At the beginning of my third year following my initial cancer diagnosis, I started to have pain in my groin area. It came and went so I wasn’t overly concerned. When I mentioned it to my oncologist he wanted to do a scan just to be sure. Well, it came back positive with metastatic breast cancer in the pelvis, hips, spine and a few spots in the lung. I was devastated. Everything I had learned about metastatic breast cancer had me greatly worried but I also knew that there was hope that I could live with this for a long time.

I have gone through 3 different rounds of intense chemotherapy over the past 6 years, had a hysterectomy, lost my hair 3 times, had a left total hip replacement, 2 rounds of radiation, and participated in 1 clinical trial. I have been fortunate to have responded to therapy each time keeping my disease stable or experiencing regression. I would say I seem to have a fairly decent quality of life.

janisfitzandsonThe hardest part for me of living with metastatic breast cancer is having young children. My fears are centered on them. Will they be okay without me around some day? Will they remember me? Will those memories be filled with a fun loving mother or a sick person with a bald head? What will it be like growing up with a mother who is ill or gone? Those are the dark thoughts that bring me to my deepest sadness and tears. I often mourn for what might never be and that is the hardest part of being a mother of young children with a disease without a cure.

When my cancer came back I told my boys that I was going back into chemo. They were like “okay-whatever”. One has to love the minds of 7-year-old little boys! Once one of my sons asked me if I was going to have cancer on his 8th birthday. I knew that he really meant – will I be sick and not be able to attend his party? Knowing this I said,” Yes I will still have cancer but I am sure that I will feel good during your birthday.”  Around this time, my other son was having a lot of anxiety issues at school and when he talked with his school counselor she asked him if he was worried about his mother, he said, “No, she is fine, her hair is back.”  Another time the same son said that some of his friends felt sorry for him because his mom had cancer. (This was my 3rd round with losing my hair) I asked him if he felt that way? He replied “No! You have done it 3 times and survived” and then smiled.

Now at the age of 10, my twin boys have taken my cancer in stride. They accept that I do ‘treatments’ every week and I have taken them with me once or twice. I take these as good signs that my boys are adjusting, growing and thriving despite living with a mom with stage IV breast cancer.
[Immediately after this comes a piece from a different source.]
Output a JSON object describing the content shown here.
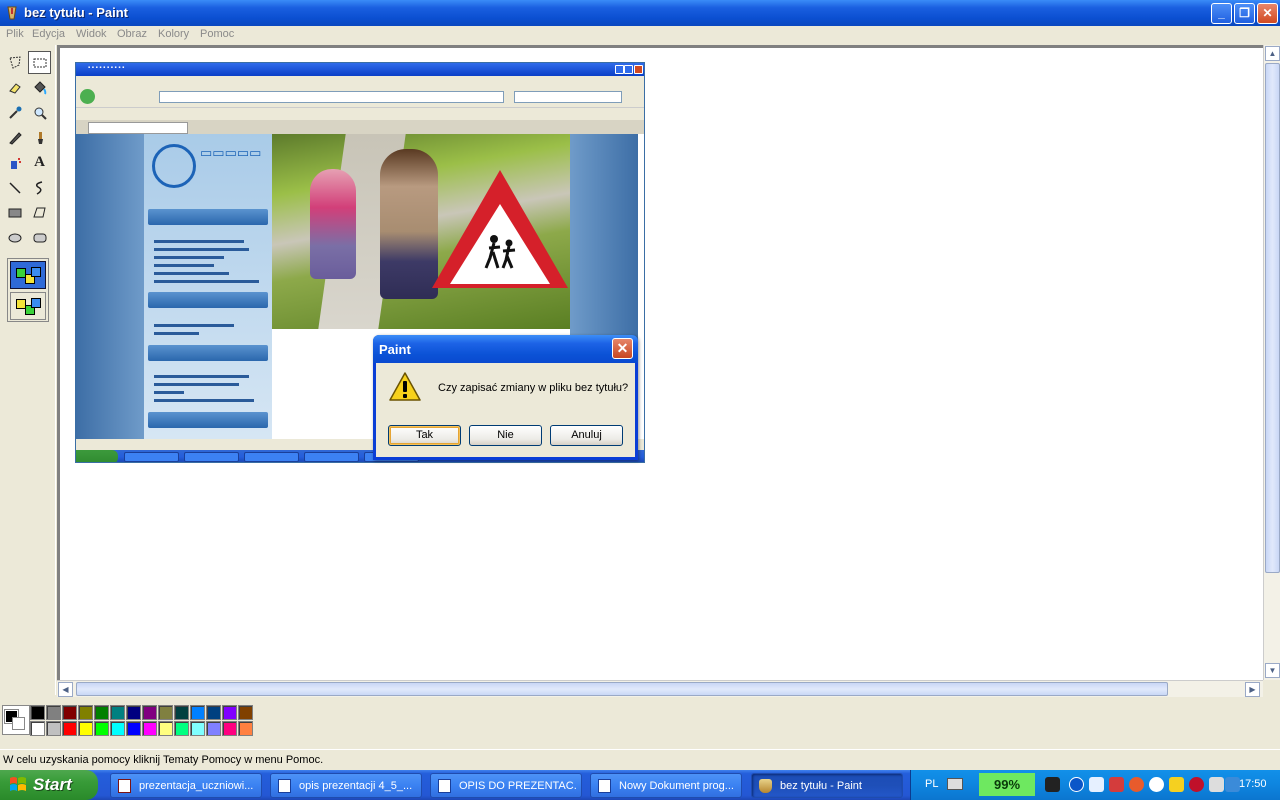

They are normal happy boys with all of the normal growing pains of childhood.

I continued to work full time for 2 years after my initial diagnosis with mets. After completing a clinical trial I decided that this was going to be a never ending rollercoaster ride and that I needed to go on long-term disability and retire from my career that I loved. I was fortunate that my long-term disability insurance and SSDI benefits made this possible. It has been the best decision I have ever made. Being a mother of 10-year-old twin boys and fighting cancer is a full time job.

I am now into my 3rd year of living with metastatic cancer and doing well. Most people who meet me have no idea that I am living with cancer. I speak openly and realistically about my future and I think it makes most people uncomfortable.

Today I live life to the fullest. I truly feel that educating myself in the pathology of my disease, its characteristics and understanding the different treatments available to treat my cancer helps me cope. I strongly feel that we must be partners with our health care providers to get the best possible care. We must question, challenge and make decisions together on what the best course of action is for us. I also believe in being honest with my children and when they ask, I share information I think is appropriate for them to hear.

I have never told them that there is no cure or that it may take my life someday. I want them to live a normal childhood with love and laughter. I try to attend all school functions, plan family time and take as many family vacations as possible. I have learned to cherish all moments and milestones that we have today and try not to think about my tomorrows.